• If you are not already feeding a natural diet to your dog, then start doing so as soon as possible. If it is unfeasible to cook for your pet, then buy from a reputable natural diet dealer such as Wysong or Natura.

• Supplement with vitamin C. The amount should depend on whether your dog is afflicted or not, its size and age, generally anywhere between 500 milligrams and two grams a day. • Flaxseed oil. All natural, bio-electron process, preferably BARLEANS organic oils. High in EFAs (essential fatty acids), this oil acts as a cell barrier protector against toxic intruders, thus keeping the beneficial things in the cell. With a good multi-vitamin and mineral intake in your pet’s natural diet, this oil can be extremely beneficial in preventing arthritis which may occur with hip malformations.

• Glucosamine nutrient bonded with HCl (hydrochloric acid) has remarkable results on rebuilding damaged cartilage. The HCl version will be less expensive and just as effective to use. Some large breeds may not be able to produce this substance in large enough amounts to prevent cartilage damage. The hip may form incorrectly as a result of weak ligaments and muscles around the joints.

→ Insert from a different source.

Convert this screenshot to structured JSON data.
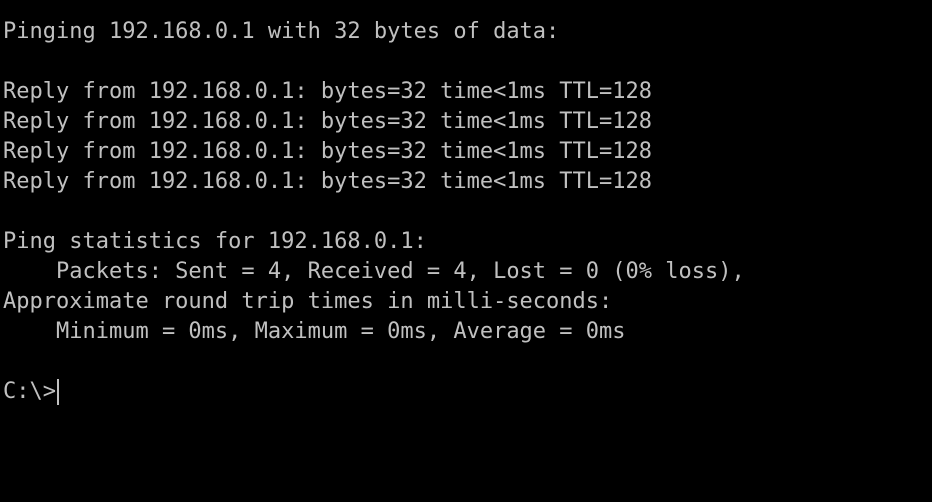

• Extra calcium supplements. Richard H. Pitcairn, D.V.M., in Natural Health for Dogs and Cats, states: “Do not succumb to the fallacy that too much calcium in the diet causes this problem. Another foolish idea is that hip dysplasia is caused by dogs growing too fast. Some people actually advocate restricting food or protein to prevent the puppy from developing normally. They think that keeping it small will somehow prevent the problem. It does not.” All of the natural substances listed above are not only good for bones, joints, and cartilage, but are also essential in maintaining overall health and prevention of disease.

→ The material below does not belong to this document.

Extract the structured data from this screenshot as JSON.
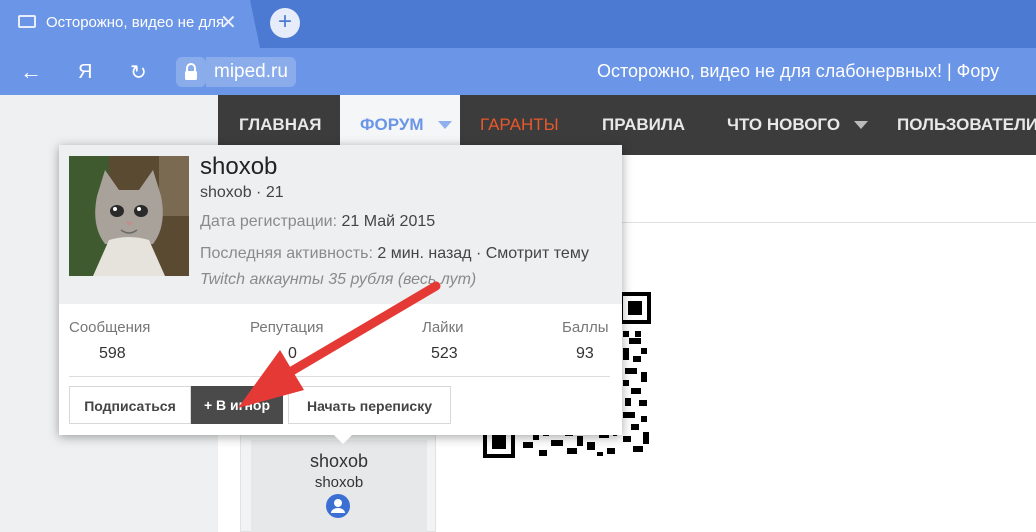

Although it is common practice for reputable breeders to certify their breeding stock with the Orthopedic Foundation for Animals, hip dysplasia still seems to manifest even in sound breeding stock. Also, unfortunately for many dog owners, there is not a large enough number of reputable dog breeders around. We all need to listen to the common sense of natural prevention. If we can eliminate the painful and debilitating dysplasia of the hips through prevention, then the hereditary factor will soon follow. Breeders must do everything they can not to breed afflicted dogs and follow the above guidelines. We can also ease the pain and stop the continued degeneration of hip dysplasia in our pets that are already afflicted by following these guidelines. Maybe someday hip dyspasia will be a “thing” of the past, along with the unsavory backyard dog breeder.

If you suspect your pet to be prone to hip dysplasia, we strongly recommend you consult your veterinarian. This article is for your information only, not to replace your veterinarian’s suggestions or expertise. Please talk to your veterinarian before starting any new dietary or supplementation programs.

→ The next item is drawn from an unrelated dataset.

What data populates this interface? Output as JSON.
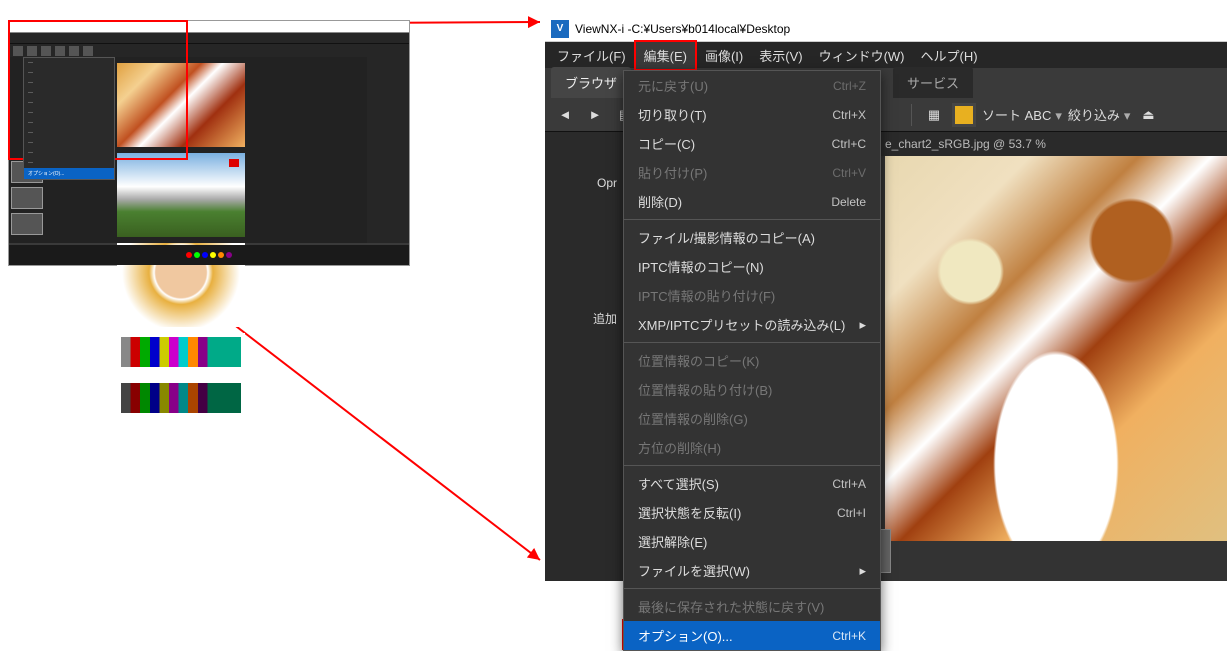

Kat Lacy is the owner of Better Life Natural Pet Products, in Las Cruces.

Note: This article first appeared in the Spring 1998 issue.

HOME   NM Resources   Archives   Links   Top